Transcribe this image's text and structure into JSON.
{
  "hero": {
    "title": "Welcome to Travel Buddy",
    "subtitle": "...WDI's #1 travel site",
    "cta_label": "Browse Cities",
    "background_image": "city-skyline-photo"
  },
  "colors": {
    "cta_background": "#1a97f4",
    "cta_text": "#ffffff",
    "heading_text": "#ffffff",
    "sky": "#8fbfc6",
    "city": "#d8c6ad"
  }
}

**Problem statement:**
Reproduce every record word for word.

**Final answer:**
Transcribe this image's text and structure into JSON.
{
  "hero": {
    "title": "Welcome to Travel Buddy",
    "subtitle": "...WDI's #1 travel site",
    "cta_label": "Browse Cities",
    "background_image": "city-skyline-photo"
  },
  "colors": {
    "cta_background": "#1a97f4",
    "cta_text": "#ffffff",
    "heading_text": "#ffffff",
    "sky": "#8fbfc6",
    "city": "#d8c6ad"
  }
}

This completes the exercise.